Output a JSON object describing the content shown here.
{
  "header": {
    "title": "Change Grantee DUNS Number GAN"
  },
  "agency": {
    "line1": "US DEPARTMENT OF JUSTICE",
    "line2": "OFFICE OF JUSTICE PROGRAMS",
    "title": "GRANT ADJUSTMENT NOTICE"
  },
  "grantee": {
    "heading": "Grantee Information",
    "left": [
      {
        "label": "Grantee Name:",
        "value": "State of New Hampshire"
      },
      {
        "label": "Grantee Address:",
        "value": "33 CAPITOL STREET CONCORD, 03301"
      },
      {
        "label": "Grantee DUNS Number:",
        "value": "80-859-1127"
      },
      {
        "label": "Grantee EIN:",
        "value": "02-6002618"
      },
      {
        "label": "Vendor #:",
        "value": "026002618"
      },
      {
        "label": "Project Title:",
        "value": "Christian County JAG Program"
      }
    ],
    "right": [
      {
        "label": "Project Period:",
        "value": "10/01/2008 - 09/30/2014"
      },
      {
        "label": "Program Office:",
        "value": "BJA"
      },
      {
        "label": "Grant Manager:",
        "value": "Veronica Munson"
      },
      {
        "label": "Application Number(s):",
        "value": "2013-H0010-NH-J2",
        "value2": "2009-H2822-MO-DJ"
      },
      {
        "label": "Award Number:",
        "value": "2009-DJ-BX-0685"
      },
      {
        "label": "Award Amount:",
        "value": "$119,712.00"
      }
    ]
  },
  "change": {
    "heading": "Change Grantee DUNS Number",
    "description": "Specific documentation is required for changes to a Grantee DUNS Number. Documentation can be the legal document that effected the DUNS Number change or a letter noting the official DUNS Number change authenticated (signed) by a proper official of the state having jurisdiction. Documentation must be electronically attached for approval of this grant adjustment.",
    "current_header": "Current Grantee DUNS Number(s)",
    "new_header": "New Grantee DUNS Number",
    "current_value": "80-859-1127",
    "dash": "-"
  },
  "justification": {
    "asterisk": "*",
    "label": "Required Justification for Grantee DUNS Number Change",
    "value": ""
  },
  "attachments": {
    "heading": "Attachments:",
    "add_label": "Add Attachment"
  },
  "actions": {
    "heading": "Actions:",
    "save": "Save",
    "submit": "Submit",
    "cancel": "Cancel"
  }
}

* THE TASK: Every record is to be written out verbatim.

* EXERCISE SOLUTION:
Output a JSON object describing the content shown here.
{
  "header": {
    "title": "Change Grantee DUNS Number GAN"
  },
  "agency": {
    "line1": "US DEPARTMENT OF JUSTICE",
    "line2": "OFFICE OF JUSTICE PROGRAMS",
    "title": "GRANT ADJUSTMENT NOTICE"
  },
  "grantee": {
    "heading": "Grantee Information",
    "left": [
      {
        "label": "Grantee Name:",
        "value": "State of New Hampshire"
      },
      {
        "label": "Grantee Address:",
        "value": "33 CAPITOL STREET CONCORD, 03301"
      },
      {
        "label": "Grantee DUNS Number:",
        "value": "80-859-1127"
      },
      {
        "label": "Grantee EIN:",
        "value": "02-6002618"
      },
      {
        "label": "Vendor #:",
        "value": "026002618"
      },
      {
        "label": "Project Title:",
        "value": "Christian County JAG Program"
      }
    ],
    "right": [
      {
        "label": "Project Period:",
        "value": "10/01/2008 - 09/30/2014"
      },
      {
        "label": "Program Office:",
        "value": "BJA"
      },
      {
        "label": "Grant Manager:",
        "value": "Veronica Munson"
      },
      {
        "label": "Application Number(s):",
        "value": "2013-H0010-NH-J2",
        "value2": "2009-H2822-MO-DJ"
      },
      {
        "label": "Award Number:",
        "value": "2009-DJ-BX-0685"
      },
      {
        "label": "Award Amount:",
        "value": "$119,712.00"
      }
    ]
  },
  "change": {
    "heading": "Change Grantee DUNS Number",
    "description": "Specific documentation is required for changes to a Grantee DUNS Number. Documentation can be the legal document that effected the DUNS Number change or a letter noting the official DUNS Number change authenticated (signed) by a proper official of the state having jurisdiction. Documentation must be electronically attached for approval of this grant adjustment.",
    "current_header": "Current Grantee DUNS Number(s)",
    "new_header": "New Grantee DUNS Number",
    "current_value": "80-859-1127",
    "dash": "-"
  },
  "justification": {
    "asterisk": "*",
    "label": "Required Justification for Grantee DUNS Number Change",
    "value": ""
  },
  "attachments": {
    "heading": "Attachments:",
    "add_label": "Add Attachment"
  },
  "actions": {
    "heading": "Actions:",
    "save": "Save",
    "submit": "Submit",
    "cancel": "Cancel"
  }
}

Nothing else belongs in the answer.